TAFA: two-headed attention fused autoencoder for context-aware recommendations (RecSys 2020) Paper Code
Abstract: Collaborative filtering with implicit feedback is a ubiquitous class of recommendation problems where only positive interactions such as purchases or clicks are observed. Autoencoder-based recommendation models have shown strong performance on many implicit feedback benchmarks. However, these models tend to suffer from popularity bias making recommendations less personalized. User-generated reviews contain a rich source of preference information, often with specific details that are important to each user, and can help mitigate the popularity bias. Since not all reviews are equally useful, existing work has been exploring various forms of attention to distill relevant information. In the majority of proposed approaches, representations from implicit feedback and review branches are simply concatenated at the end to generate predictions. This can prevent the model from learning deeper correlations between the two modalities and affect prediction accuracy.
To address these problems, we propose a novel Two-headed Attention Fused Autoencoder (TAFA) model that jointly learns representations from user reviews and implicit feedback to make recommendations. We apply early and late modality fusion which allows the model to fully correlate and extract relevant information from both input sources. To further combat popularity bias, we leverage the Noise Contrastive Estimation (NCE) objective to “de-popularize” the fused user representation via a two-headed decoder architecture. Empirically, we show that TAFA outperforms leading baselines on multiple real-world benchmarks.
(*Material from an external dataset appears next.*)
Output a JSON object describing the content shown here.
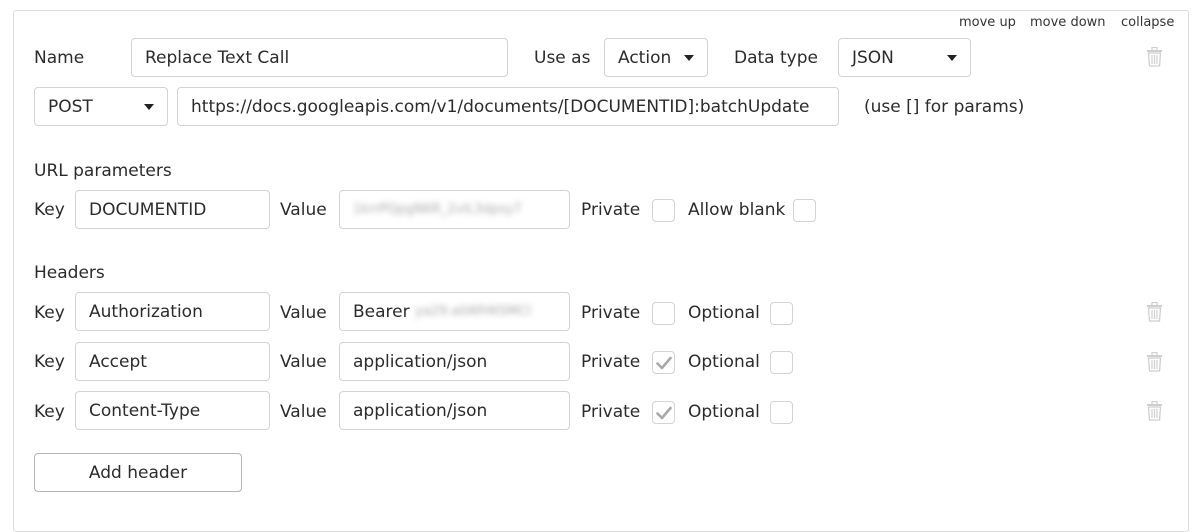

Moreover, by tracing attention weights back to reviews we can provide explanations for the generated recommendations and gain further insights into user preferences